+++ Data for review +++

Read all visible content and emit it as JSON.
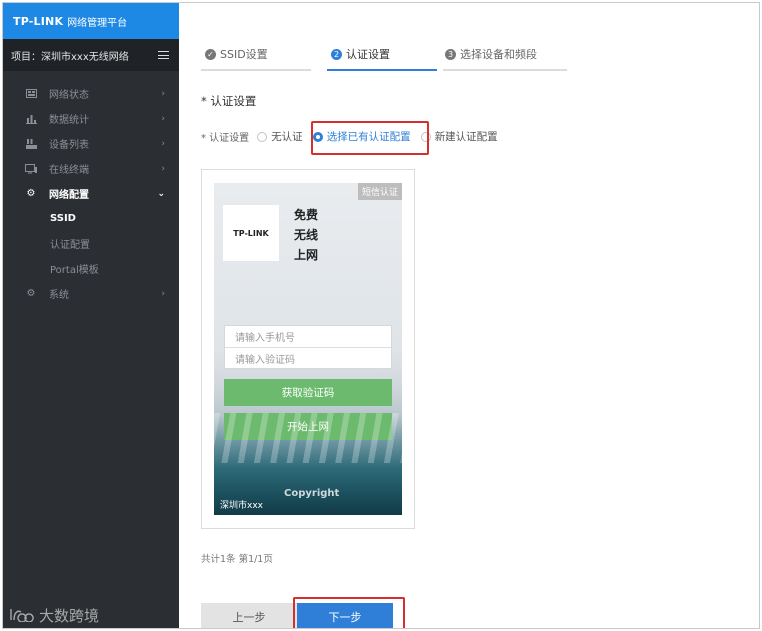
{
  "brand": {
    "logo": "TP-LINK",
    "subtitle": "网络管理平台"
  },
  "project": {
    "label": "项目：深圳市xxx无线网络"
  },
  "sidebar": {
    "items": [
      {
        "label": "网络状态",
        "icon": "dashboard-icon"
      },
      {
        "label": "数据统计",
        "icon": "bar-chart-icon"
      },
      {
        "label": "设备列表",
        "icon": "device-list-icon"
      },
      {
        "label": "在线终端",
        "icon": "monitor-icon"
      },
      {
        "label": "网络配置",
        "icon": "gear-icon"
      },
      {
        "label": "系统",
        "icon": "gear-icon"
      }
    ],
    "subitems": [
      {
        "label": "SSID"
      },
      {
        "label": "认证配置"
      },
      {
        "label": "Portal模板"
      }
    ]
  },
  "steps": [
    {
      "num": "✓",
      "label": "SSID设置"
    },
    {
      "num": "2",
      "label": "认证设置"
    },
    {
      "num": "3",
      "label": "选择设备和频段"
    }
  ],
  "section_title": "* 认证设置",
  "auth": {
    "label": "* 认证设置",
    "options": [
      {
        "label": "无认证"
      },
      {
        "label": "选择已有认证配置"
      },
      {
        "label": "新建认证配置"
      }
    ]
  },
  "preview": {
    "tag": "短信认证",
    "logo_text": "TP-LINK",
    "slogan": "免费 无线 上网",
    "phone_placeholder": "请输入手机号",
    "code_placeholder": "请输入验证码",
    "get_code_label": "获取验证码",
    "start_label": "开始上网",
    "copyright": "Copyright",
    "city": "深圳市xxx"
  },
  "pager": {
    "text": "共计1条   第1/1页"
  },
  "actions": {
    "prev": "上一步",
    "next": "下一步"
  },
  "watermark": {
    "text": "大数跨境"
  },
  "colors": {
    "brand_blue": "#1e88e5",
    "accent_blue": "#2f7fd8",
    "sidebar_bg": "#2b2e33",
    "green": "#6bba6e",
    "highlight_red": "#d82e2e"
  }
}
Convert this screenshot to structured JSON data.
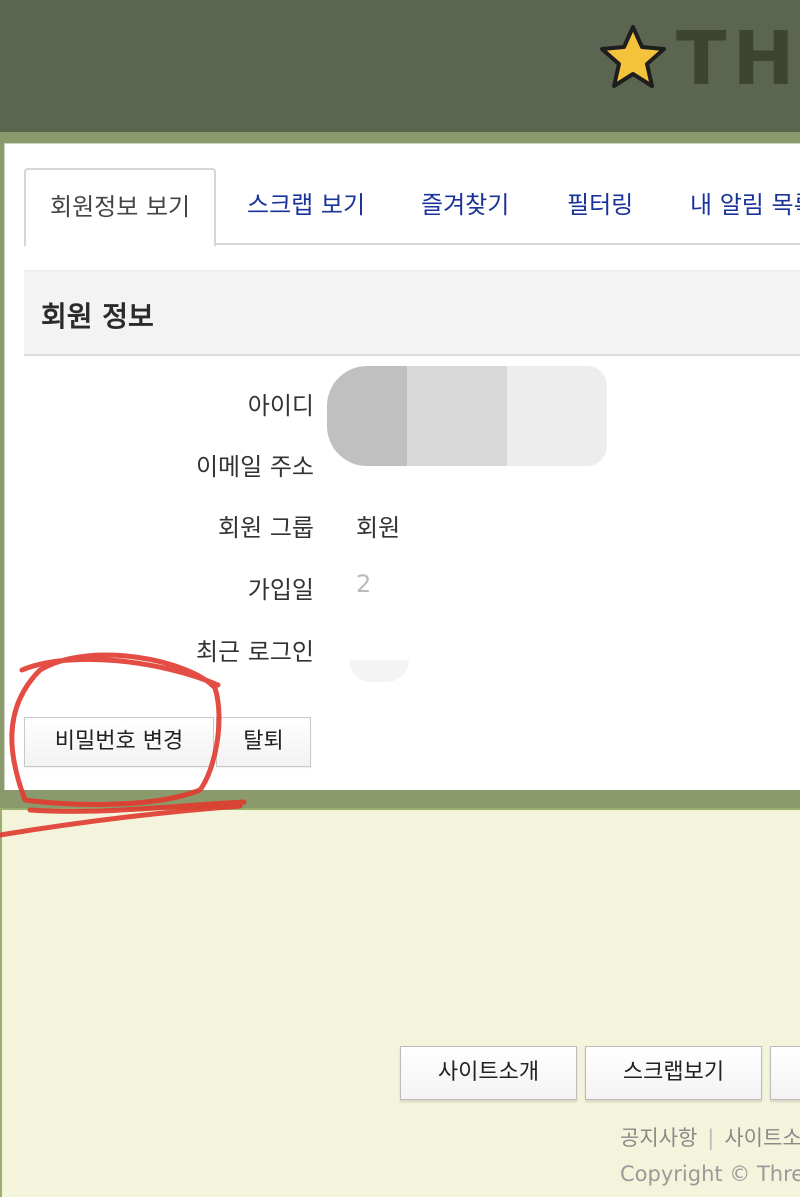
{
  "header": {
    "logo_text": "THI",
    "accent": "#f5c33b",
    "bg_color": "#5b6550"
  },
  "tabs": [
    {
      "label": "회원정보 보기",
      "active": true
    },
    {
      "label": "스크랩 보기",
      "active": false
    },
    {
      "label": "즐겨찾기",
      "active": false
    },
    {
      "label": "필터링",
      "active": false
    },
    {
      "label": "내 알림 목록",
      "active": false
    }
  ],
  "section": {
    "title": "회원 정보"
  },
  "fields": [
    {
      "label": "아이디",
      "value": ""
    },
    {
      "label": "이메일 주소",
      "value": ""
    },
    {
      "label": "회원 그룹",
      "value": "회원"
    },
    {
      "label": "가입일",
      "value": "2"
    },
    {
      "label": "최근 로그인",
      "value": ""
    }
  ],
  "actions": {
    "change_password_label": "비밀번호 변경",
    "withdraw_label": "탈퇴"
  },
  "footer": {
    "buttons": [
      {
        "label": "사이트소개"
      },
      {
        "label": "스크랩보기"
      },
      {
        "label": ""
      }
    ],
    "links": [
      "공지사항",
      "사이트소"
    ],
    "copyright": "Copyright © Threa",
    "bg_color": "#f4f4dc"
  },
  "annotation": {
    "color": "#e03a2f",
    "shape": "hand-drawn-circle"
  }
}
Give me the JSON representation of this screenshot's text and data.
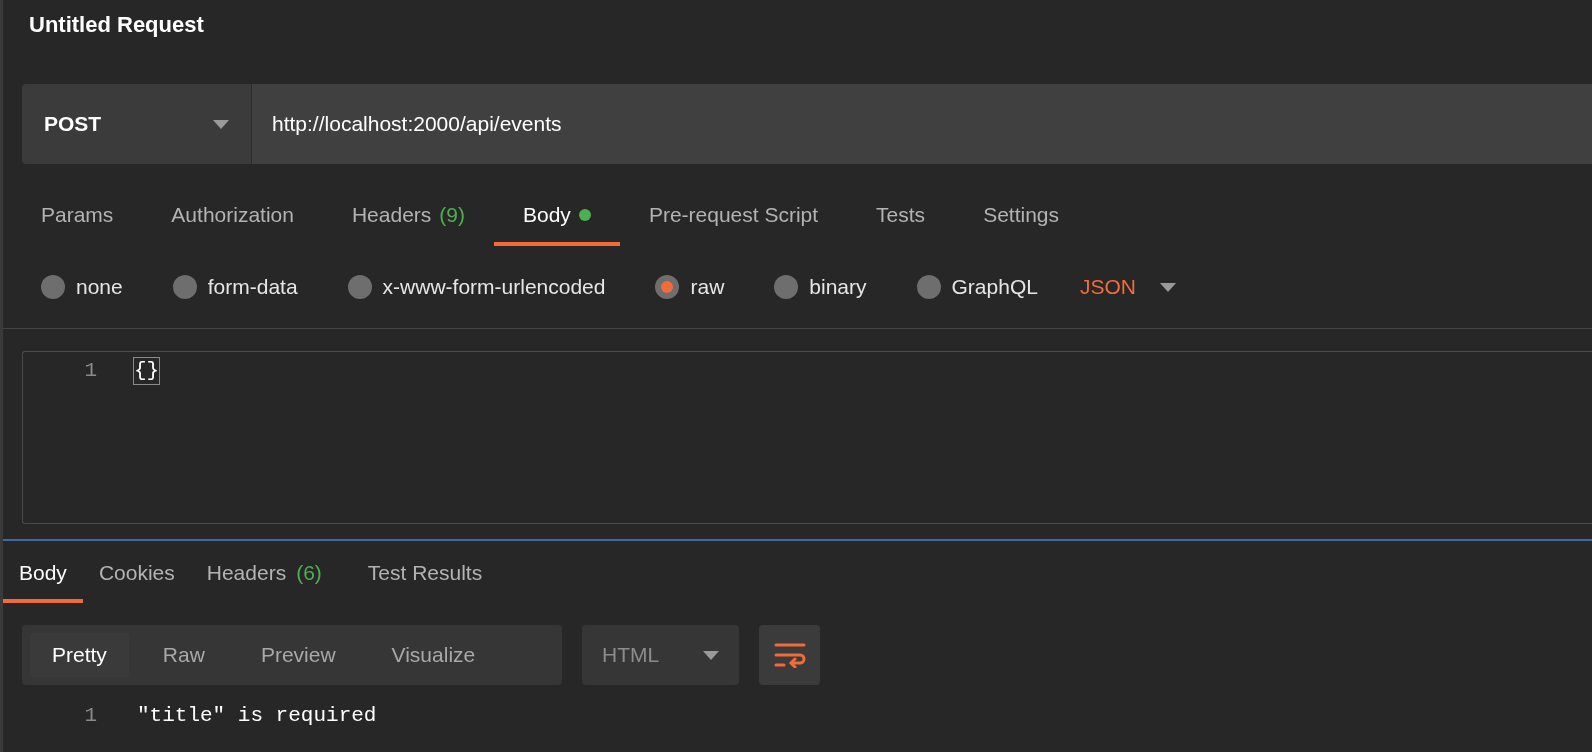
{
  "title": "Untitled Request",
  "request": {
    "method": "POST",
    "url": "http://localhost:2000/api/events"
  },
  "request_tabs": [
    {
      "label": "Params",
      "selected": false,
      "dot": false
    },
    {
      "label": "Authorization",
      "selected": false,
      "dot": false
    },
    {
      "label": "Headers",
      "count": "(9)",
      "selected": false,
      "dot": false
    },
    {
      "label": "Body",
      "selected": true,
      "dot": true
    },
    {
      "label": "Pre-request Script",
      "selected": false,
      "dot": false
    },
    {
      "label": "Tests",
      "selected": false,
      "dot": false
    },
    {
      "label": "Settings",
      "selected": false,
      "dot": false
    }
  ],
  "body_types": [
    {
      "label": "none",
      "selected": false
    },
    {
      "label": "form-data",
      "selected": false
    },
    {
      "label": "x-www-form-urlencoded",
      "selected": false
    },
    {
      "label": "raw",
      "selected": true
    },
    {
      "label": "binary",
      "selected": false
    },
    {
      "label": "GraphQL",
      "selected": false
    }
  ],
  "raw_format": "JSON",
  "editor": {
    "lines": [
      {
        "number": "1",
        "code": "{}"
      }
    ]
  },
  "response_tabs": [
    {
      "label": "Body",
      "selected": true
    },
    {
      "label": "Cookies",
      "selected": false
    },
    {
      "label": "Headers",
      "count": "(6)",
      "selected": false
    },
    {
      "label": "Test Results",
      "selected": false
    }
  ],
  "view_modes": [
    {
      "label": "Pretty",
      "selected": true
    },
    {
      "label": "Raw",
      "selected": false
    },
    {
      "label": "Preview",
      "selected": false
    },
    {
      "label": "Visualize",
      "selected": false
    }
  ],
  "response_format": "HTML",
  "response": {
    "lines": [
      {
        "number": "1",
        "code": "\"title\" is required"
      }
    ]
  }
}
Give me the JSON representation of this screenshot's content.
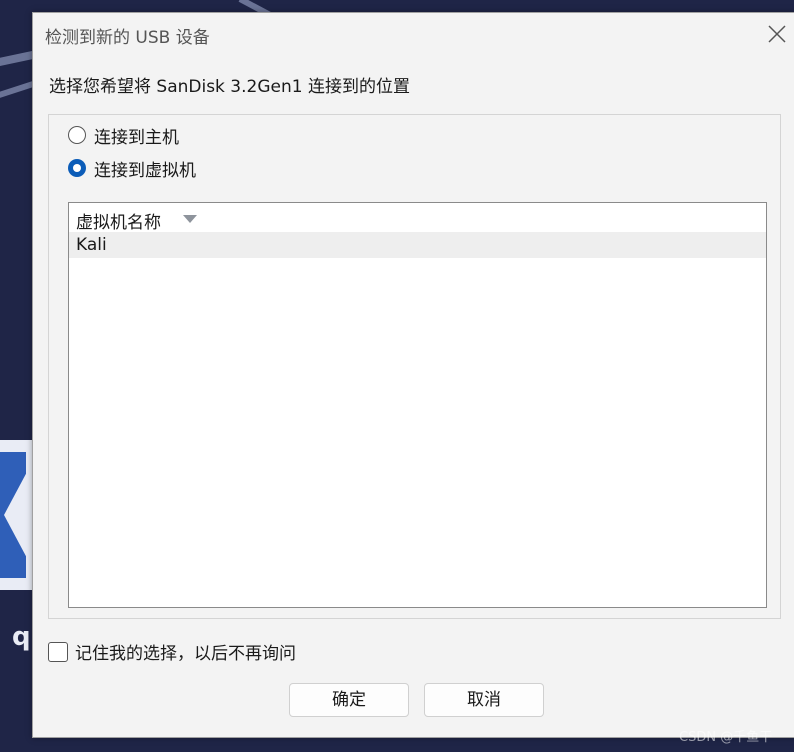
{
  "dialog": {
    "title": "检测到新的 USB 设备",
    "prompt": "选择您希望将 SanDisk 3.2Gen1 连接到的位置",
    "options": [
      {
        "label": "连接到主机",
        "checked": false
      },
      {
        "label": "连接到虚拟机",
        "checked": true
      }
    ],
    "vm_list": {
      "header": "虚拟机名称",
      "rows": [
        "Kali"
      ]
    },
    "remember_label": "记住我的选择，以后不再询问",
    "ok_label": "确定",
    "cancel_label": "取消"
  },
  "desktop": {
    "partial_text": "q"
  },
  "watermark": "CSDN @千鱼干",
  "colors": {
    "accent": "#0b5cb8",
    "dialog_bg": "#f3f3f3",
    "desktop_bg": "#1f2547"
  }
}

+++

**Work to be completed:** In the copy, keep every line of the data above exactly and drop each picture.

**Your solution:**
Read all visible content and emit it as JSON.
{
  "brand": {
    "logo": "TP-LINK",
    "subtitle": "网络管理平台"
  },
  "project": {
    "label": "项目：深圳市xxx无线网络"
  },
  "sidebar": {
    "items": [
      {
        "label": "网络状态",
        "icon": "dashboard-icon"
      },
      {
        "label": "数据统计",
        "icon": "bar-chart-icon"
      },
      {
        "label": "设备列表",
        "icon": "device-list-icon"
      },
      {
        "label": "在线终端",
        "icon": "monitor-icon"
      },
      {
        "label": "网络配置",
        "icon": "gear-icon"
      },
      {
        "label": "系统",
        "icon": "gear-icon"
      }
    ],
    "subitems": [
      {
        "label": "SSID"
      },
      {
        "label": "认证配置"
      },
      {
        "label": "Portal模板"
      }
    ]
  },
  "steps": [
    {
      "num": "✓",
      "label": "SSID设置"
    },
    {
      "num": "2",
      "label": "认证设置"
    },
    {
      "num": "3",
      "label": "选择设备和频段"
    }
  ],
  "section_title": "* 认证设置",
  "auth": {
    "label": "* 认证设置",
    "options": [
      {
        "label": "无认证"
      },
      {
        "label": "选择已有认证配置"
      },
      {
        "label": "新建认证配置"
      }
    ]
  },
  "preview": {
    "tag": "短信认证",
    "logo_text": "TP-LINK",
    "slogan": "免费 无线 上网",
    "phone_placeholder": "请输入手机号",
    "code_placeholder": "请输入验证码",
    "get_code_label": "获取验证码",
    "start_label": "开始上网",
    "copyright": "Copyright",
    "city": "深圳市xxx"
  },
  "pager": {
    "text": "共计1条   第1/1页"
  },
  "actions": {
    "prev": "上一步",
    "next": "下一步"
  },
  "watermark": {
    "text": "大数跨境"
  },
  "colors": {
    "brand_blue": "#1e88e5",
    "accent_blue": "#2f7fd8",
    "sidebar_bg": "#2b2e33",
    "green": "#6bba6e",
    "highlight_red": "#d82e2e"
  }
}
Convert this screenshot to structured JSON data.
{
  "header": {
    "logo_text": "THI",
    "accent": "#f5c33b",
    "bg_color": "#5b6550"
  },
  "tabs": [
    {
      "label": "회원정보 보기",
      "active": true
    },
    {
      "label": "스크랩 보기",
      "active": false
    },
    {
      "label": "즐겨찾기",
      "active": false
    },
    {
      "label": "필터링",
      "active": false
    },
    {
      "label": "내 알림 목록",
      "active": false
    }
  ],
  "section": {
    "title": "회원 정보"
  },
  "fields": [
    {
      "label": "아이디",
      "value": ""
    },
    {
      "label": "이메일 주소",
      "value": ""
    },
    {
      "label": "회원 그룹",
      "value": "회원"
    },
    {
      "label": "가입일",
      "value": "2"
    },
    {
      "label": "최근 로그인",
      "value": ""
    }
  ],
  "actions": {
    "change_password_label": "비밀번호 변경",
    "withdraw_label": "탈퇴"
  },
  "footer": {
    "buttons": [
      {
        "label": "사이트소개"
      },
      {
        "label": "스크랩보기"
      },
      {
        "label": ""
      }
    ],
    "links": [
      "공지사항",
      "사이트소"
    ],
    "copyright": "Copyright © Threa",
    "bg_color": "#f4f4dc"
  },
  "annotation": {
    "color": "#e03a2f",
    "shape": "hand-drawn-circle"
  }
}
Give me the JSON representation of this screenshot's text and data.
{
  "title": "Untitled Request",
  "request": {
    "method": "POST",
    "url": "http://localhost:2000/api/events"
  },
  "request_tabs": [
    {
      "label": "Params",
      "selected": false,
      "dot": false
    },
    {
      "label": "Authorization",
      "selected": false,
      "dot": false
    },
    {
      "label": "Headers",
      "count": "(9)",
      "selected": false,
      "dot": false
    },
    {
      "label": "Body",
      "selected": true,
      "dot": true
    },
    {
      "label": "Pre-request Script",
      "selected": false,
      "dot": false
    },
    {
      "label": "Tests",
      "selected": false,
      "dot": false
    },
    {
      "label": "Settings",
      "selected": false,
      "dot": false
    }
  ],
  "body_types": [
    {
      "label": "none",
      "selected": false
    },
    {
      "label": "form-data",
      "selected": false
    },
    {
      "label": "x-www-form-urlencoded",
      "selected": false
    },
    {
      "label": "raw",
      "selected": true
    },
    {
      "label": "binary",
      "selected": false
    },
    {
      "label": "GraphQL",
      "selected": false
    }
  ],
  "raw_format": "JSON",
  "editor": {
    "lines": [
      {
        "number": "1",
        "code": "{}"
      }
    ]
  },
  "response_tabs": [
    {
      "label": "Body",
      "selected": true
    },
    {
      "label": "Cookies",
      "selected": false
    },
    {
      "label": "Headers",
      "count": "(6)",
      "selected": false
    },
    {
      "label": "Test Results",
      "selected": false
    }
  ],
  "view_modes": [
    {
      "label": "Pretty",
      "selected": true
    },
    {
      "label": "Raw",
      "selected": false
    },
    {
      "label": "Preview",
      "selected": false
    },
    {
      "label": "Visualize",
      "selected": false
    }
  ],
  "response_format": "HTML",
  "response": {
    "lines": [
      {
        "number": "1",
        "code": "\"title\" is required"
      }
    ]
  }
}
Give me the JSON representation of this screenshot's content.
{
  "dialog": {
    "title": "检测到新的 USB 设备",
    "prompt": "选择您希望将 SanDisk 3.2Gen1 连接到的位置",
    "options": [
      {
        "label": "连接到主机",
        "checked": false
      },
      {
        "label": "连接到虚拟机",
        "checked": true
      }
    ],
    "vm_list": {
      "header": "虚拟机名称",
      "rows": [
        "Kali"
      ]
    },
    "remember_label": "记住我的选择，以后不再询问",
    "ok_label": "确定",
    "cancel_label": "取消"
  },
  "desktop": {
    "partial_text": "q"
  },
  "watermark": "CSDN @千鱼干",
  "colors": {
    "accent": "#0b5cb8",
    "dialog_bg": "#f3f3f3",
    "desktop_bg": "#1f2547"
  }
}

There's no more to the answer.